--- Task to carry out ---
Your answer should be the records again, unchanged in wording and free of images.
** Supplied records follows **
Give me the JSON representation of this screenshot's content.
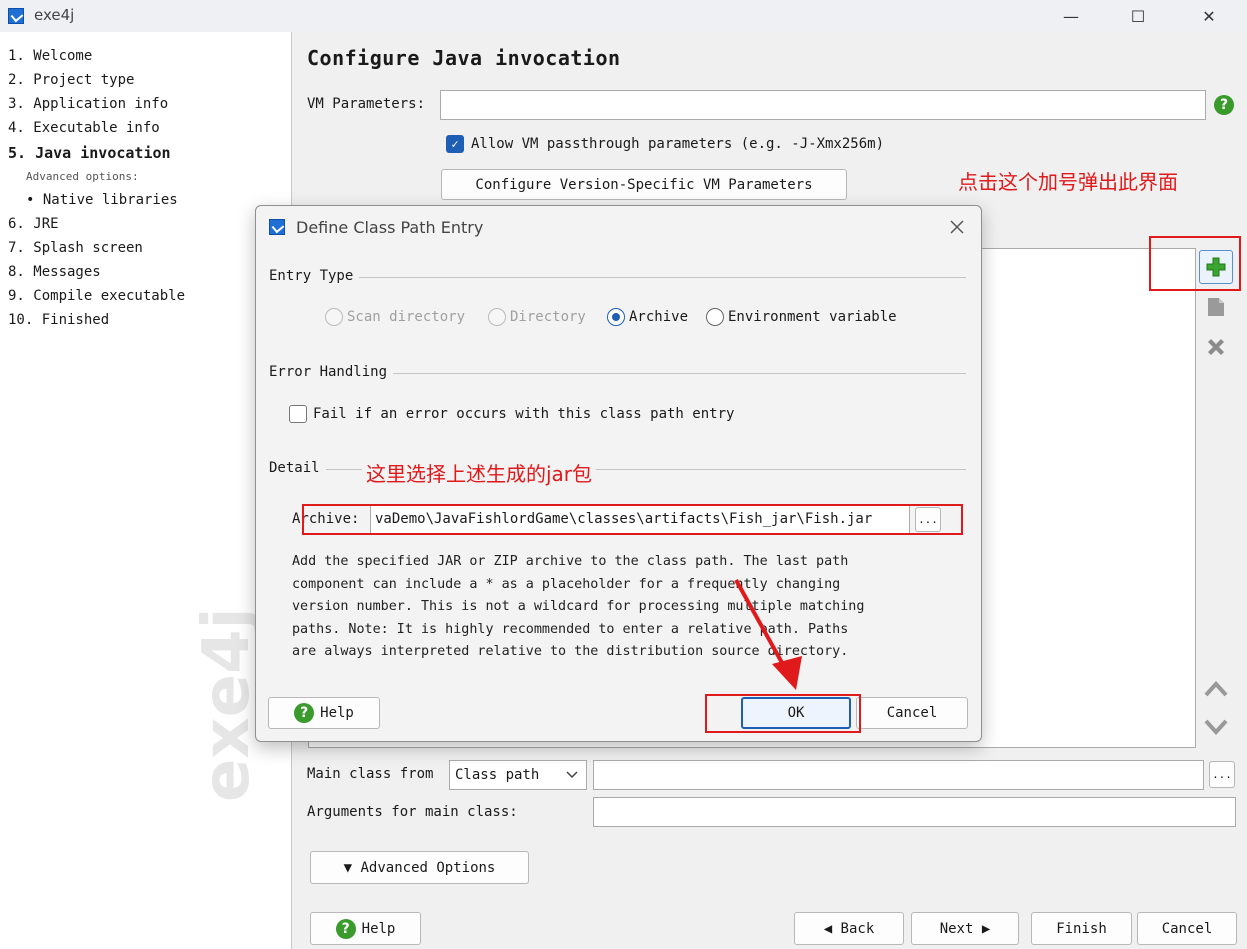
{
  "window": {
    "title": "exe4j",
    "minimize": "—",
    "maximize": "☐",
    "close": "✕"
  },
  "nav": {
    "items": [
      {
        "label": "1. Welcome"
      },
      {
        "label": "2. Project type"
      },
      {
        "label": "3. Application info"
      },
      {
        "label": "4. Executable info"
      },
      {
        "label": "5. Java invocation"
      },
      {
        "label": "Advanced options:"
      },
      {
        "label": "• Native libraries"
      },
      {
        "label": "6. JRE"
      },
      {
        "label": "7. Splash screen"
      },
      {
        "label": "8. Messages"
      },
      {
        "label": "9. Compile executable"
      },
      {
        "label": "10. Finished"
      }
    ],
    "watermark": "exe4j"
  },
  "main": {
    "heading": "Configure Java invocation",
    "vm_params_label": "VM Parameters:",
    "vm_params_value": "",
    "allow_passthrough_label": "Allow VM passthrough parameters (e.g. -J-Xmx256m)",
    "allow_passthrough_checked": true,
    "config_version_button": "Configure Version-Specific VM Parameters",
    "main_class_from_label": "Main class from",
    "main_class_from_value": "Class path",
    "main_class_value": "",
    "browse_label": "...",
    "args_label": "Arguments for main class:",
    "args_value": "",
    "advanced_options_button": "▼ Advanced Options",
    "help_button": "Help",
    "back_button": "◀ Back",
    "next_button": "Next ▶",
    "finish_button": "Finish",
    "cancel_button": "Cancel"
  },
  "annotations": {
    "plus_note": "点击这个加号弹出此界面",
    "jar_note": "这里选择上述生成的jar包"
  },
  "dialog": {
    "title": "Define Class Path Entry",
    "entry_type_title": "Entry Type",
    "entry_types": [
      {
        "label": "Scan directory",
        "state": "disabled"
      },
      {
        "label": "Directory",
        "state": "disabled"
      },
      {
        "label": "Archive",
        "state": "selected"
      },
      {
        "label": "Environment variable",
        "state": "enabled"
      }
    ],
    "error_handling_title": "Error Handling",
    "fail_label": "Fail if an error occurs with this class path entry",
    "fail_checked": false,
    "detail_title": "Detail",
    "archive_label": "Archive:",
    "archive_value": "vaDemo\\JavaFishlordGame\\classes\\artifacts\\Fish_jar\\Fish.jar",
    "browse_label": "...",
    "description_lines": [
      "Add the specified JAR or ZIP archive to the class path. The last path",
      "component can include a * as a placeholder for a frequently changing",
      "version number. This is not a wildcard for processing multiple matching",
      "paths. Note: It is highly recommended to enter a relative path. Paths",
      "are always interpreted relative to the distribution source directory."
    ],
    "help_button": "Help",
    "ok_button": "OK",
    "cancel_button": "Cancel"
  },
  "colors": {
    "accent": "#1e5eb5",
    "annotation": "#e0191b",
    "help_green": "#3a9a2c"
  }
}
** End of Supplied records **
--- Solution below ---
Give me the JSON representation of this screenshot's content.
{
  "window": {
    "title": "exe4j",
    "minimize": "—",
    "maximize": "☐",
    "close": "✕"
  },
  "nav": {
    "items": [
      {
        "label": "1. Welcome"
      },
      {
        "label": "2. Project type"
      },
      {
        "label": "3. Application info"
      },
      {
        "label": "4. Executable info"
      },
      {
        "label": "5. Java invocation"
      },
      {
        "label": "Advanced options:"
      },
      {
        "label": "• Native libraries"
      },
      {
        "label": "6. JRE"
      },
      {
        "label": "7. Splash screen"
      },
      {
        "label": "8. Messages"
      },
      {
        "label": "9. Compile executable"
      },
      {
        "label": "10. Finished"
      }
    ],
    "watermark": "exe4j"
  },
  "main": {
    "heading": "Configure Java invocation",
    "vm_params_label": "VM Parameters:",
    "vm_params_value": "",
    "allow_passthrough_label": "Allow VM passthrough parameters (e.g. -J-Xmx256m)",
    "allow_passthrough_checked": true,
    "config_version_button": "Configure Version-Specific VM Parameters",
    "main_class_from_label": "Main class from",
    "main_class_from_value": "Class path",
    "main_class_value": "",
    "browse_label": "...",
    "args_label": "Arguments for main class:",
    "args_value": "",
    "advanced_options_button": "▼ Advanced Options",
    "help_button": "Help",
    "back_button": "◀ Back",
    "next_button": "Next ▶",
    "finish_button": "Finish",
    "cancel_button": "Cancel"
  },
  "annotations": {
    "plus_note": "点击这个加号弹出此界面",
    "jar_note": "这里选择上述生成的jar包"
  },
  "dialog": {
    "title": "Define Class Path Entry",
    "entry_type_title": "Entry Type",
    "entry_types": [
      {
        "label": "Scan directory",
        "state": "disabled"
      },
      {
        "label": "Directory",
        "state": "disabled"
      },
      {
        "label": "Archive",
        "state": "selected"
      },
      {
        "label": "Environment variable",
        "state": "enabled"
      }
    ],
    "error_handling_title": "Error Handling",
    "fail_label": "Fail if an error occurs with this class path entry",
    "fail_checked": false,
    "detail_title": "Detail",
    "archive_label": "Archive:",
    "archive_value": "vaDemo\\JavaFishlordGame\\classes\\artifacts\\Fish_jar\\Fish.jar",
    "browse_label": "...",
    "description_lines": [
      "Add the specified JAR or ZIP archive to the class path. The last path",
      "component can include a * as a placeholder for a frequently changing",
      "version number. This is not a wildcard for processing multiple matching",
      "paths. Note: It is highly recommended to enter a relative path. Paths",
      "are always interpreted relative to the distribution source directory."
    ],
    "help_button": "Help",
    "ok_button": "OK",
    "cancel_button": "Cancel"
  },
  "colors": {
    "accent": "#1e5eb5",
    "annotation": "#e0191b",
    "help_green": "#3a9a2c"
  }
}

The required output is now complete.